[Data extracts — start]
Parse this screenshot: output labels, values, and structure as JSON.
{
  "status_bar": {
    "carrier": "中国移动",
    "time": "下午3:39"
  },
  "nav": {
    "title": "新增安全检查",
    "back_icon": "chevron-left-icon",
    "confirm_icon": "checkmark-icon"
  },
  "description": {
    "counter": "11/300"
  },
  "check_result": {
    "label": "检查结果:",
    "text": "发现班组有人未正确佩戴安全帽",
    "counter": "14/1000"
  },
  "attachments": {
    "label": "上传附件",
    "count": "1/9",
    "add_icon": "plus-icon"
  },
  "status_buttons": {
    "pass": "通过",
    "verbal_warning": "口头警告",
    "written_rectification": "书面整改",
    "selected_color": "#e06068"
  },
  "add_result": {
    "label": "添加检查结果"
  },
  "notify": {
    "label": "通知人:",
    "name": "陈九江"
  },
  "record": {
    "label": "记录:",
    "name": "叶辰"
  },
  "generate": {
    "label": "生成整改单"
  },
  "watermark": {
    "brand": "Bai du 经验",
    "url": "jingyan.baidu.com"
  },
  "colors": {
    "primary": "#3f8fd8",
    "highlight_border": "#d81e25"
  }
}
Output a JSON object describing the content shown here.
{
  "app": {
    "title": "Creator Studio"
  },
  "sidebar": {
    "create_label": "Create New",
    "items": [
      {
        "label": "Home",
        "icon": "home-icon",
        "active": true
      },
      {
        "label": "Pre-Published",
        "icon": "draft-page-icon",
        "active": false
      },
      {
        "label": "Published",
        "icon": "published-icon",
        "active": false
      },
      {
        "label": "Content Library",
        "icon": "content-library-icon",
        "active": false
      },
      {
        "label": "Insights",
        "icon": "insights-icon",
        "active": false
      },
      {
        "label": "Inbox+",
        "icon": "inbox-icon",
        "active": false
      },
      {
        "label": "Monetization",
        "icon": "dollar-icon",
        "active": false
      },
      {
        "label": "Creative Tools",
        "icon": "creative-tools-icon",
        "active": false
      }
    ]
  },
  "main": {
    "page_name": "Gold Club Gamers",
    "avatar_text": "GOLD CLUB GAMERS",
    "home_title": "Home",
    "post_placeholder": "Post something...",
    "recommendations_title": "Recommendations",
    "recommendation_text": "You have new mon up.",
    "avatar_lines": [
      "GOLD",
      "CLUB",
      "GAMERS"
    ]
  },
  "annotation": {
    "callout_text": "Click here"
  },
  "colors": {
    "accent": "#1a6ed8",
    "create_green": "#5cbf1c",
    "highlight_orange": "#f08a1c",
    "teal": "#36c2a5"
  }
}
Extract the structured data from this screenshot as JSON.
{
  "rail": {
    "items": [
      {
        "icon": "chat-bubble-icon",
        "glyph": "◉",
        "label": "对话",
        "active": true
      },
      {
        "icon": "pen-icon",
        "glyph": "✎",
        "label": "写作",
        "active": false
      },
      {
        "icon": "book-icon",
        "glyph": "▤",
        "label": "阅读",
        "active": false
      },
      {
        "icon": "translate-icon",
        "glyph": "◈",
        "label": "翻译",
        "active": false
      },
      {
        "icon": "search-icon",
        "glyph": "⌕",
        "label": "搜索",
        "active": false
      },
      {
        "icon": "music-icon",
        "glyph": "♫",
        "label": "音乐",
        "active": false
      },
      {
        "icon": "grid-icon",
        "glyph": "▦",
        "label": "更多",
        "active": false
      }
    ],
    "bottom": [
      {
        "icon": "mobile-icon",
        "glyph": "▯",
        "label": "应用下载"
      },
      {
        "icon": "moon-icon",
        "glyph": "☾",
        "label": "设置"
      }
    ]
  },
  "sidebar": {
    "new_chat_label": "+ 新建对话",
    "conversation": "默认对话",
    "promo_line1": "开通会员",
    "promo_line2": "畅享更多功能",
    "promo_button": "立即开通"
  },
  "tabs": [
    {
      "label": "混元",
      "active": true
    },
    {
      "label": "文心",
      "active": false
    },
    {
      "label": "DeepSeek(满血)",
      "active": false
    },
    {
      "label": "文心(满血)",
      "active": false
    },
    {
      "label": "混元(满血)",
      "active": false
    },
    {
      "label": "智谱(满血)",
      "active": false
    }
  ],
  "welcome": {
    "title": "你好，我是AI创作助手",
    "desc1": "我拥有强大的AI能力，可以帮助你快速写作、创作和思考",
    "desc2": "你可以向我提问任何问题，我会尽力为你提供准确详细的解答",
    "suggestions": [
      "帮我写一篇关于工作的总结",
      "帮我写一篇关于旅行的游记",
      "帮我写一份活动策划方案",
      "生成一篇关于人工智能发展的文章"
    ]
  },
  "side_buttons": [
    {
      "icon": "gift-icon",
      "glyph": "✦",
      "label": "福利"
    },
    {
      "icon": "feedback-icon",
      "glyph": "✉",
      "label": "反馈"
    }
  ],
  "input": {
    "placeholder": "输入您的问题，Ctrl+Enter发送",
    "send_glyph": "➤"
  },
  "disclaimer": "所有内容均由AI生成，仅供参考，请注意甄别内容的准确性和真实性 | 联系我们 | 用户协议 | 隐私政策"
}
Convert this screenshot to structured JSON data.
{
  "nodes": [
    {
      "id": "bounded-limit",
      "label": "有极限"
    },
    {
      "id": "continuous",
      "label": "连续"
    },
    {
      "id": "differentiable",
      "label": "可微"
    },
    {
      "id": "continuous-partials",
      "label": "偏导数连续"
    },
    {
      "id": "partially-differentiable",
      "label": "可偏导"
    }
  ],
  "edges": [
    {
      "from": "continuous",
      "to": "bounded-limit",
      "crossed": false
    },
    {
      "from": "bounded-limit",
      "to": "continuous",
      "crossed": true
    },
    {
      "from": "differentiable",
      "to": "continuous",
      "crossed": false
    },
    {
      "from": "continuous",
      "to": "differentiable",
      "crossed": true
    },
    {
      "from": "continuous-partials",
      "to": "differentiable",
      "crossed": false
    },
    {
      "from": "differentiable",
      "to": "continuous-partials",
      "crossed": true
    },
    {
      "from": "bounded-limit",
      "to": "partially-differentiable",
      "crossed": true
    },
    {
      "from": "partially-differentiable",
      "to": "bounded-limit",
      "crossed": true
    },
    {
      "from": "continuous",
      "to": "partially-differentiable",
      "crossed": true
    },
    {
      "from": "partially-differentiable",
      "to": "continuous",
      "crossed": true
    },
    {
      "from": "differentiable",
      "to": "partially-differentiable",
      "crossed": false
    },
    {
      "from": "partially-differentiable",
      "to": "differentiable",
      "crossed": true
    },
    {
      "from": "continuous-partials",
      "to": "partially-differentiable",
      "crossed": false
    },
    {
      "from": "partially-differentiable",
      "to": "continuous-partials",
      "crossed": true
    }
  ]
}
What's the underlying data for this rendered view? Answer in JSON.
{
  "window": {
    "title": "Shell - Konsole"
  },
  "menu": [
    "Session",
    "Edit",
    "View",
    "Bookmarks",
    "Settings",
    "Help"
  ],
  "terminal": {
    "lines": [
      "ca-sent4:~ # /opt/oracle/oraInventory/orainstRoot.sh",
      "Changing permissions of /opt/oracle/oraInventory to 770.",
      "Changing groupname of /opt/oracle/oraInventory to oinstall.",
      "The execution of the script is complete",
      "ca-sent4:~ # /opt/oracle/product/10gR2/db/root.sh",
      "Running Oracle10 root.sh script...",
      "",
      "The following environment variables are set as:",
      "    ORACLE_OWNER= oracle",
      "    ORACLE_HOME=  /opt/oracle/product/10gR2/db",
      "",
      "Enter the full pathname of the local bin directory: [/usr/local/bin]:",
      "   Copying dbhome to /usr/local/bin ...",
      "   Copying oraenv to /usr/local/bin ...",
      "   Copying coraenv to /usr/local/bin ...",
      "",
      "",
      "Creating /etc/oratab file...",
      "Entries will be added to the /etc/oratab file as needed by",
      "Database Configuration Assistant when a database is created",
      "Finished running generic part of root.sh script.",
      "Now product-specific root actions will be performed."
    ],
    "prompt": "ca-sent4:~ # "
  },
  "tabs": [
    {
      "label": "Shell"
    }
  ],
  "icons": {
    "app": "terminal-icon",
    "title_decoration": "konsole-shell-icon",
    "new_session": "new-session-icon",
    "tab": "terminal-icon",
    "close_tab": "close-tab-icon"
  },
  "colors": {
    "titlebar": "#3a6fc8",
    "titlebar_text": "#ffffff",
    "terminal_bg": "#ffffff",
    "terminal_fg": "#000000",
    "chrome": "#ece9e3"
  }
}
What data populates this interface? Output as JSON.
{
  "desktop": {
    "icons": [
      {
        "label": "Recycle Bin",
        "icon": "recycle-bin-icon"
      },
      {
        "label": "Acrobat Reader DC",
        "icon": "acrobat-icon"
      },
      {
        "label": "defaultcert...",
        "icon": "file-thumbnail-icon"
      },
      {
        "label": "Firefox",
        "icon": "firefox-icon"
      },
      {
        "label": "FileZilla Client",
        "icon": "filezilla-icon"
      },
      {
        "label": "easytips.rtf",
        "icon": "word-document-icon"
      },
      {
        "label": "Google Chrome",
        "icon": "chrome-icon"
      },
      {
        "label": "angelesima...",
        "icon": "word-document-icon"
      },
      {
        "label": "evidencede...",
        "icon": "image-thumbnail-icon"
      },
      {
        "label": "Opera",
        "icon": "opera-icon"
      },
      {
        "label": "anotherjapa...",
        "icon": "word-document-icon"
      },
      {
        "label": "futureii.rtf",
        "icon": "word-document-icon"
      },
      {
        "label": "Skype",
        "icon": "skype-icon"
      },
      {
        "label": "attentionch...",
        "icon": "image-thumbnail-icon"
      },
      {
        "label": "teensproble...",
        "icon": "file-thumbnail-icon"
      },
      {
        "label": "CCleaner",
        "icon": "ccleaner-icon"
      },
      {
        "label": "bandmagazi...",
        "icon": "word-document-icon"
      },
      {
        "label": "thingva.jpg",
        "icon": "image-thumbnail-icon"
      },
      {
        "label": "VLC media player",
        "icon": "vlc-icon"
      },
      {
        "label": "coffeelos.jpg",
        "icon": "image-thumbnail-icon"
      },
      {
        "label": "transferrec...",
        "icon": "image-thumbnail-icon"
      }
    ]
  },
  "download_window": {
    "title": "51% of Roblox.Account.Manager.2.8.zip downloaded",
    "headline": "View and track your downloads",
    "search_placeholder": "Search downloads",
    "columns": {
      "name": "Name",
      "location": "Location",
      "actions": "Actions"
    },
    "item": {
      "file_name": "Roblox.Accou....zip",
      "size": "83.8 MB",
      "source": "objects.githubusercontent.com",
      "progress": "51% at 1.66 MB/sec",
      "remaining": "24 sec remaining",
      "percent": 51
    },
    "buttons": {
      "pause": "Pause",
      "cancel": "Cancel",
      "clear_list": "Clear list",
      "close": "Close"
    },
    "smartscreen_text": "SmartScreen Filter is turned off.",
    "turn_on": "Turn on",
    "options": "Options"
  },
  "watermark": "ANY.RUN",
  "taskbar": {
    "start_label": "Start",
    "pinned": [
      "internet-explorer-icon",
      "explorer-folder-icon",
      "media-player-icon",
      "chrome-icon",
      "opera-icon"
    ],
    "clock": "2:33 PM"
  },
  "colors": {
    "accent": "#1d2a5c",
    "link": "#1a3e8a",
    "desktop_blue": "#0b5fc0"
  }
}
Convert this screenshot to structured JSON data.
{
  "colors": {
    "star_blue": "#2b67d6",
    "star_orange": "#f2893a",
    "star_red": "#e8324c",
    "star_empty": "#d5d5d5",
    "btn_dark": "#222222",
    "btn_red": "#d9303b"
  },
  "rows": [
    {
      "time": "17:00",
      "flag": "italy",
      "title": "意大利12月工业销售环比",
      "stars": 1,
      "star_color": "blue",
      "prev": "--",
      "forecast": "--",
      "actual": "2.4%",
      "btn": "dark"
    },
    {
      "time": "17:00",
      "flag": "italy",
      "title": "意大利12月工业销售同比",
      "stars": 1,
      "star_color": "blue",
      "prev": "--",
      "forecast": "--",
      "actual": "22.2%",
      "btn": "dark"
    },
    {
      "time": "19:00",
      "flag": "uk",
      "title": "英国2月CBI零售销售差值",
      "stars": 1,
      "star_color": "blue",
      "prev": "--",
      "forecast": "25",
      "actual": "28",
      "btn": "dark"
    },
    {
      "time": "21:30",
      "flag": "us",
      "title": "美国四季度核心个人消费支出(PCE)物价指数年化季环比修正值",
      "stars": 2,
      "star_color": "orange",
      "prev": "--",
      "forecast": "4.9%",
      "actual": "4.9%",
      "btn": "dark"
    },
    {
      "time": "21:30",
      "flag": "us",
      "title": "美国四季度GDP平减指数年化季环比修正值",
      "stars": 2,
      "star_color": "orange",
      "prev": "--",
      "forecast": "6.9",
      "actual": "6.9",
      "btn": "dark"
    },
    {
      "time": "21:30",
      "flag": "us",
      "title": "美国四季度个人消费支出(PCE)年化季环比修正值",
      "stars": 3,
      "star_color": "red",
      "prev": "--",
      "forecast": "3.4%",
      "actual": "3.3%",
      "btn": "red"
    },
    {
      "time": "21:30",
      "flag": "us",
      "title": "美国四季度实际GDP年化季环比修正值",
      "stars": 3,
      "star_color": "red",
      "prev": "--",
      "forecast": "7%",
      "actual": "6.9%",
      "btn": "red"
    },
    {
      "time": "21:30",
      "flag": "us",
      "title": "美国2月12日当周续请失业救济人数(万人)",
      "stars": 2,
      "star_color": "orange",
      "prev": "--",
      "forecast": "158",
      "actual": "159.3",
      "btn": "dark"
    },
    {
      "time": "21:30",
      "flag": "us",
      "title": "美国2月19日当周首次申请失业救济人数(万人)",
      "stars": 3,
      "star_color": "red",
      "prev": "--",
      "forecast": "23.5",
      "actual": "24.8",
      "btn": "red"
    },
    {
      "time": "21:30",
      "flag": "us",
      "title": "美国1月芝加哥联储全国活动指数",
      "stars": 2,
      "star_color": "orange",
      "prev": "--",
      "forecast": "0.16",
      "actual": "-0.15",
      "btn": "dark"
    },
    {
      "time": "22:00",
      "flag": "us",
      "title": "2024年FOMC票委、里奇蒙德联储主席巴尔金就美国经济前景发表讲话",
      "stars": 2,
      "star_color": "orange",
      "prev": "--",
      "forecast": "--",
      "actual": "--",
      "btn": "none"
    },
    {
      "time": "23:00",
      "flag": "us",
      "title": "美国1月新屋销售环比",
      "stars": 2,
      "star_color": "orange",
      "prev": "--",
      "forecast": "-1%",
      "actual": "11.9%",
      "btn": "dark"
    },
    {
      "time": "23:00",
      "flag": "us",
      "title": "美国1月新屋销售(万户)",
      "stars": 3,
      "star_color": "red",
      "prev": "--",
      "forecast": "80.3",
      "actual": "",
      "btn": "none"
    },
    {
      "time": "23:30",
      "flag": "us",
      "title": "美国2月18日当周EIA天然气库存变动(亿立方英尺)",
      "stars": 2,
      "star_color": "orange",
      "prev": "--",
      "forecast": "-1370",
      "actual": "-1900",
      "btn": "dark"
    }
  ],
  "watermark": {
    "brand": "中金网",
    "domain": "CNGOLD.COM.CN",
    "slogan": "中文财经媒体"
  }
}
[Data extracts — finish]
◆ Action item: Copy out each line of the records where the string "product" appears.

◆ Task answer:
      "ca-sent4:~ # /opt/oracle/product/10gR2/db/root.sh",
      "    ORACLE_HOME=  /opt/oracle/product/10gR2/db",
      "Now product-specific root actions will be performed."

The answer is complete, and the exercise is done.